The Taliban has denied as 'baseless rumours' reports that its top leaders had met United Nation's representatives to discuss bringing peace to Afghanistan and vowed to persist in its war 'against the invaders'.
The denial came in response to news reports that Kai Eide, the outgoing UN envoy, held a meeting in Dubai in February with members of the Taliban leadership. The United Nations has not confirmed that such a meeting took place, although United States Secretary of State Hillary Clinton said in Paris on Friday that Eide wanted to draw "his own conclusion about the mind-set of some of the Taliban members."
In a statement, the Taliban leadership council described such a meeting as "mere futile and baseless rumours."
"The leadership council once again emphasises the continuation of Islamic Jihad against all invaders as a means to frustrate these conspiracies," The Washington Post quoted a statement by the Taliban as saying.
Little is known about the reported talks, including whom Eide, a Norwegian diplomat, met with from the Taliban and what was discussed.
The Post, quoting Western officials in Kabul, said that the majority of the Taliban leadership, thought to be based in Quetta in Pakistan, remain staunchly opposed to negotiations with coalition forces.

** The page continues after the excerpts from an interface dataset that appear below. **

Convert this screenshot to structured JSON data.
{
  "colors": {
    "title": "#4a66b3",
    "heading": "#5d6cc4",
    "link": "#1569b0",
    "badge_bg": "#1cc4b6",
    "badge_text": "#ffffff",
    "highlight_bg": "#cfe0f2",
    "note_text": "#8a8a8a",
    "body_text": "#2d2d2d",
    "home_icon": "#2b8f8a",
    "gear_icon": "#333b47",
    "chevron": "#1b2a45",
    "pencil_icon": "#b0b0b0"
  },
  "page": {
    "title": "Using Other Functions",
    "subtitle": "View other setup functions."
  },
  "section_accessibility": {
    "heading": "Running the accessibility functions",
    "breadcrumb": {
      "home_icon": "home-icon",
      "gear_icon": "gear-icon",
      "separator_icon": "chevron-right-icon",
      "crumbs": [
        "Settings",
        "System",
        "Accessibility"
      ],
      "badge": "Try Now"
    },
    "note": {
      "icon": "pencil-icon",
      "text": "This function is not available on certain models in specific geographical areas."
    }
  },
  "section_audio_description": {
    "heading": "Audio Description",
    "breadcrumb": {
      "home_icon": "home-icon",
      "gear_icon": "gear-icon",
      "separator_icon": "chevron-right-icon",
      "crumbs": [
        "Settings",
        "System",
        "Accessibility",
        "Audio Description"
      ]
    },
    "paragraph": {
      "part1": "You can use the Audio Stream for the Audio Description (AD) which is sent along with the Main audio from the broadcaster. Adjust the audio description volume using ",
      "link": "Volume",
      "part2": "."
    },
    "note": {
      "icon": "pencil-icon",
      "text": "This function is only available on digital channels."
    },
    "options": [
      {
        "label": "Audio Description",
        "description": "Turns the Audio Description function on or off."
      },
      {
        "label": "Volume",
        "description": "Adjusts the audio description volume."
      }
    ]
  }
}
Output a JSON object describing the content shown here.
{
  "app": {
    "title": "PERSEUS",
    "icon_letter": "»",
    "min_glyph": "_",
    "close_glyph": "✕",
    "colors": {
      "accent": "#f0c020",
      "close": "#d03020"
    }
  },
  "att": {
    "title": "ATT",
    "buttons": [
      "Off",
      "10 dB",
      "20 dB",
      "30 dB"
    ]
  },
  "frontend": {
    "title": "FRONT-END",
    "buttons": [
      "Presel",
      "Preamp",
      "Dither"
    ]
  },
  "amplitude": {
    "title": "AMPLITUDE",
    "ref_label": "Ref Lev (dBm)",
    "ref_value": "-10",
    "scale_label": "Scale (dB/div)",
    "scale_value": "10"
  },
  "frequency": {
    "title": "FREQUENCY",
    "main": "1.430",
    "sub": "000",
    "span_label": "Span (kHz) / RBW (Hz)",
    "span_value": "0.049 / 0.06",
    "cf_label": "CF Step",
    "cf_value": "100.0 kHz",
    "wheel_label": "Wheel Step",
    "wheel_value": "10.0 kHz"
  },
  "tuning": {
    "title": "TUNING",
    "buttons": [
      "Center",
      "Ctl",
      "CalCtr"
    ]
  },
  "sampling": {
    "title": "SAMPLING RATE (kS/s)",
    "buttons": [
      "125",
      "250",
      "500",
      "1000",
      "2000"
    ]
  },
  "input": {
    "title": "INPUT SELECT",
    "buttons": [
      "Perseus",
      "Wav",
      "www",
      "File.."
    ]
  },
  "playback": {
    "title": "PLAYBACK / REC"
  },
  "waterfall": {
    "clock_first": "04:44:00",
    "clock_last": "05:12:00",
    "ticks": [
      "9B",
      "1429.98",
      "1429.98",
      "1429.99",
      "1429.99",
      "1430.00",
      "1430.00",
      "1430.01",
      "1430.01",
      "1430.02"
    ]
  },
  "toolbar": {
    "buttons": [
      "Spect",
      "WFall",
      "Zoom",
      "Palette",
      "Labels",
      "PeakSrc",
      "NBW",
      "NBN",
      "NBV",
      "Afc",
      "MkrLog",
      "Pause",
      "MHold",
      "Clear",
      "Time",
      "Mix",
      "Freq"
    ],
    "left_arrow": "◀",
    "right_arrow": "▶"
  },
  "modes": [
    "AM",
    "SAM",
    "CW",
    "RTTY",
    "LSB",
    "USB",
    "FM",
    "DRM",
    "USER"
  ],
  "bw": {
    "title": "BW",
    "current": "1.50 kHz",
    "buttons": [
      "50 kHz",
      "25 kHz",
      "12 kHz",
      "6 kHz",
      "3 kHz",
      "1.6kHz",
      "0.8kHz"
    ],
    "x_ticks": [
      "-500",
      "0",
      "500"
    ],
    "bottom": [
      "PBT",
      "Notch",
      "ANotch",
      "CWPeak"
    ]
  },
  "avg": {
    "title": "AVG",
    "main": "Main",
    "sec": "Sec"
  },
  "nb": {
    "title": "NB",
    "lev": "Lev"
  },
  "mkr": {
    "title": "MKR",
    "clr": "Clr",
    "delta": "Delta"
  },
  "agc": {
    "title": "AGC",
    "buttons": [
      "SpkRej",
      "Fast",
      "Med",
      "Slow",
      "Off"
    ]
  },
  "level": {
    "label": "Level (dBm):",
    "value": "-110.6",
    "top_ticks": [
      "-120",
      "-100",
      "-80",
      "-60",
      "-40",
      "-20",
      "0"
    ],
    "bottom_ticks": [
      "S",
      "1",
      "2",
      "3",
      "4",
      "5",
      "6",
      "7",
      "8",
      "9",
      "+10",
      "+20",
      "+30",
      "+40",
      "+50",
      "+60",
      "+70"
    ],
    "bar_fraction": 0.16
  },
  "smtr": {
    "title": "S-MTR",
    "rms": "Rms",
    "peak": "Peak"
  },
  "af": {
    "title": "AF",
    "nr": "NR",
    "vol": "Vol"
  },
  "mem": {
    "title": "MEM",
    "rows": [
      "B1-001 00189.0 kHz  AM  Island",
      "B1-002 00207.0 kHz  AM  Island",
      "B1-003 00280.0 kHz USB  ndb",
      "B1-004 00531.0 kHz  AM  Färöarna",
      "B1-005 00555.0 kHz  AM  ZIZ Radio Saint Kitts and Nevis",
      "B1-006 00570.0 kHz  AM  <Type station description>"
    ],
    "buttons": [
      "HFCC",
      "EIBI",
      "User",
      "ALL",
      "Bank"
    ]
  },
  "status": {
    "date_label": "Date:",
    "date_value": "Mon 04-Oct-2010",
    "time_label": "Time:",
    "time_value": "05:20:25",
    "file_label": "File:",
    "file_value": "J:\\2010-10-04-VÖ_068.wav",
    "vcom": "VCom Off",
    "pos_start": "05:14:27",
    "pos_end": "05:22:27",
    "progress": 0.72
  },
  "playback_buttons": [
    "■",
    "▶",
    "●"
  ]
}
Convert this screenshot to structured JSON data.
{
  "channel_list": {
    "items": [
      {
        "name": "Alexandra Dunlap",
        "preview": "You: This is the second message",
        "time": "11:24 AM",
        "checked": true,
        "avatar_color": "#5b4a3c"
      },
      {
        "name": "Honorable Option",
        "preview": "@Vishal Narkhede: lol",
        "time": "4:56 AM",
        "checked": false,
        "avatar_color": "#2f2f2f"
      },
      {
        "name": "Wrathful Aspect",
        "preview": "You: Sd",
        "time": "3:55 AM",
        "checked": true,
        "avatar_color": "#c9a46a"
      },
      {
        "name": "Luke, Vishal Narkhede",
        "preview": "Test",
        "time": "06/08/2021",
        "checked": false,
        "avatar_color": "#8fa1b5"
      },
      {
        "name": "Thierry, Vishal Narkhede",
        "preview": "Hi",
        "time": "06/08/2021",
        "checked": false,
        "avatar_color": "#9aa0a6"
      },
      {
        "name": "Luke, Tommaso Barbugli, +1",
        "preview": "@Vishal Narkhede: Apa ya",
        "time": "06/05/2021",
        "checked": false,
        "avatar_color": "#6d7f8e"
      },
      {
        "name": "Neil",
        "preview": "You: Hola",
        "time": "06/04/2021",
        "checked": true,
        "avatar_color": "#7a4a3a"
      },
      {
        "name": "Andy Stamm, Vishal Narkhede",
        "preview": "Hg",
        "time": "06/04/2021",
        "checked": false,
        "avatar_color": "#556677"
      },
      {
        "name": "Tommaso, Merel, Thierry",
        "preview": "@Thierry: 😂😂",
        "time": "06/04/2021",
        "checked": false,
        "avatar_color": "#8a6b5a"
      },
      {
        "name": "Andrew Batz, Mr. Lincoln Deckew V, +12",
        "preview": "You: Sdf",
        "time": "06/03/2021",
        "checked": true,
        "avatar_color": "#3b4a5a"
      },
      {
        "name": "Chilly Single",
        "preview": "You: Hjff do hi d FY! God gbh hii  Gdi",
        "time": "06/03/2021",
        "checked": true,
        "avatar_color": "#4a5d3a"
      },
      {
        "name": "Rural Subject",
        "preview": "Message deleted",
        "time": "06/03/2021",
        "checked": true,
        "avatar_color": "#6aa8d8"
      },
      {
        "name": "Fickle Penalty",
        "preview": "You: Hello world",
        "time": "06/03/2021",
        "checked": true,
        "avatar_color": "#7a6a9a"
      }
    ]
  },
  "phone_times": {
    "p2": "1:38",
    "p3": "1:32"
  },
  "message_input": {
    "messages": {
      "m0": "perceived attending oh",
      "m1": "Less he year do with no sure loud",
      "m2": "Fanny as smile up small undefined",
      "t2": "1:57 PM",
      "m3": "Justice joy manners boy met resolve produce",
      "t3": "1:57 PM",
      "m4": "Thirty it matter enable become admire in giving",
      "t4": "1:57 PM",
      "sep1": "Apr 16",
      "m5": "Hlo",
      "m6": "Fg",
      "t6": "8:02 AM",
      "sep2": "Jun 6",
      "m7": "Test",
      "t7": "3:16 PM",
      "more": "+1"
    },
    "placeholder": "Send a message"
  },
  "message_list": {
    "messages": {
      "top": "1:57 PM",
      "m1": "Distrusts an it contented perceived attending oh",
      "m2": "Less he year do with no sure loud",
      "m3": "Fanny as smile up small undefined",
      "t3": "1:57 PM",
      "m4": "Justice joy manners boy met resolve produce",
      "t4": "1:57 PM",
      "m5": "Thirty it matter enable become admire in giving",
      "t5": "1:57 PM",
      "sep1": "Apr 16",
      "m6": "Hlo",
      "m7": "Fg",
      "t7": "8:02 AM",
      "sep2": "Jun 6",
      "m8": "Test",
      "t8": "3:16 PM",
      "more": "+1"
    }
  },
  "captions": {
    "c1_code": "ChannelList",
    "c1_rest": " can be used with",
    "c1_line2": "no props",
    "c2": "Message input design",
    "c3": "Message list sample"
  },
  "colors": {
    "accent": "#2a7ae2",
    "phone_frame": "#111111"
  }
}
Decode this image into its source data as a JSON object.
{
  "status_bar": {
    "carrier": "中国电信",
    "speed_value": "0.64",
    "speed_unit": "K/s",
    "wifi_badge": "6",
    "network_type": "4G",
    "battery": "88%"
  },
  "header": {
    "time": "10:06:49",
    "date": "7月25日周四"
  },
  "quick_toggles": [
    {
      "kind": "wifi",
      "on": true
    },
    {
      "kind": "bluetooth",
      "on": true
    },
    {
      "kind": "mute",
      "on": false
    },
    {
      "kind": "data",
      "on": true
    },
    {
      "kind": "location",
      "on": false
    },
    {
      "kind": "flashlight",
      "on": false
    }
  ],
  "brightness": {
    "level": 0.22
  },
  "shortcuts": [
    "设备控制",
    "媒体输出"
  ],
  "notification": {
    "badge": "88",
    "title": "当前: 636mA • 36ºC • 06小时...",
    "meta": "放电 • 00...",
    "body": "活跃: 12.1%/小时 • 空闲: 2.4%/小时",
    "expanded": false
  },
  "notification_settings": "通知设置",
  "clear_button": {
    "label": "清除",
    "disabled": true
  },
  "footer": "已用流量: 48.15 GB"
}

Afghanistan President Hamid Karzai has made overtures to the Taliban and this week proposed convening a tribal gathering to jump-start peace talks. In related developments, the UN Security Council this week lifted sanctions on five former Taliban officials.